Take each line in the entries below that holds "true" and show it.

[Given information]

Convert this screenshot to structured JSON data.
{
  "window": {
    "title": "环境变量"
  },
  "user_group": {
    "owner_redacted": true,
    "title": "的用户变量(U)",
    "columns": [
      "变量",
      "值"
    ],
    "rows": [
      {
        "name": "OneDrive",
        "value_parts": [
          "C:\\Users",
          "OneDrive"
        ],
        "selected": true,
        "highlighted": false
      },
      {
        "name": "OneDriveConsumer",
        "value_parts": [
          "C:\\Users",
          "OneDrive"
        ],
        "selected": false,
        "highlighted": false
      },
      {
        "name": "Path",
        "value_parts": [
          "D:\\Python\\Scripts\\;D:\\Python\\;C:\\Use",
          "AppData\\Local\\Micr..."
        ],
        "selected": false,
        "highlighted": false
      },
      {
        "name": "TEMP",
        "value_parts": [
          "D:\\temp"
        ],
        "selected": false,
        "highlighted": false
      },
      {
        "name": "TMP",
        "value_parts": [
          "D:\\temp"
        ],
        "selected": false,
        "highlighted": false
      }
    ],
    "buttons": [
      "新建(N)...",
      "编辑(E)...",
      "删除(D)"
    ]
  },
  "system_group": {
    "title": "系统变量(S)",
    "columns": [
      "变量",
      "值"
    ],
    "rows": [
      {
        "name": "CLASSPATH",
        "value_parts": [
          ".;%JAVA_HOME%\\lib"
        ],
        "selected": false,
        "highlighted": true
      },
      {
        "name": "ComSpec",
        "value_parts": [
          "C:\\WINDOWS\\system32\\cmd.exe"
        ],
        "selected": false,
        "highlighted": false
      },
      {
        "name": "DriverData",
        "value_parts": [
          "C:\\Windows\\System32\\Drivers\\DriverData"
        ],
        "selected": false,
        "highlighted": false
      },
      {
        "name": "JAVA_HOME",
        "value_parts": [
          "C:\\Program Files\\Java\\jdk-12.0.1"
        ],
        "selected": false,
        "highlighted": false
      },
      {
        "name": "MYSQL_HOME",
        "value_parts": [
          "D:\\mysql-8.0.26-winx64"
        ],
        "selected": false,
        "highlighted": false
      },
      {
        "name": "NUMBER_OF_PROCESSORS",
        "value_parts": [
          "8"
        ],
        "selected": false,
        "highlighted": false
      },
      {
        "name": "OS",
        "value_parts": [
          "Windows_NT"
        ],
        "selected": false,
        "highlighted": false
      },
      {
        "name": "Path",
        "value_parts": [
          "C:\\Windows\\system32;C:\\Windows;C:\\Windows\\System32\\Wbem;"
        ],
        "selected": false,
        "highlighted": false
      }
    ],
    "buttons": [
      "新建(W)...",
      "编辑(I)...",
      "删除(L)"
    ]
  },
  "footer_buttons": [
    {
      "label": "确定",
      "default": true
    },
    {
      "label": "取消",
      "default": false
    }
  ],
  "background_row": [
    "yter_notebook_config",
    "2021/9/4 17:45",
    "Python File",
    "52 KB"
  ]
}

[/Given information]

» Problem solution:
    "owner_redacted": true,
        "selected": true,
        "highlighted": true
      "default": true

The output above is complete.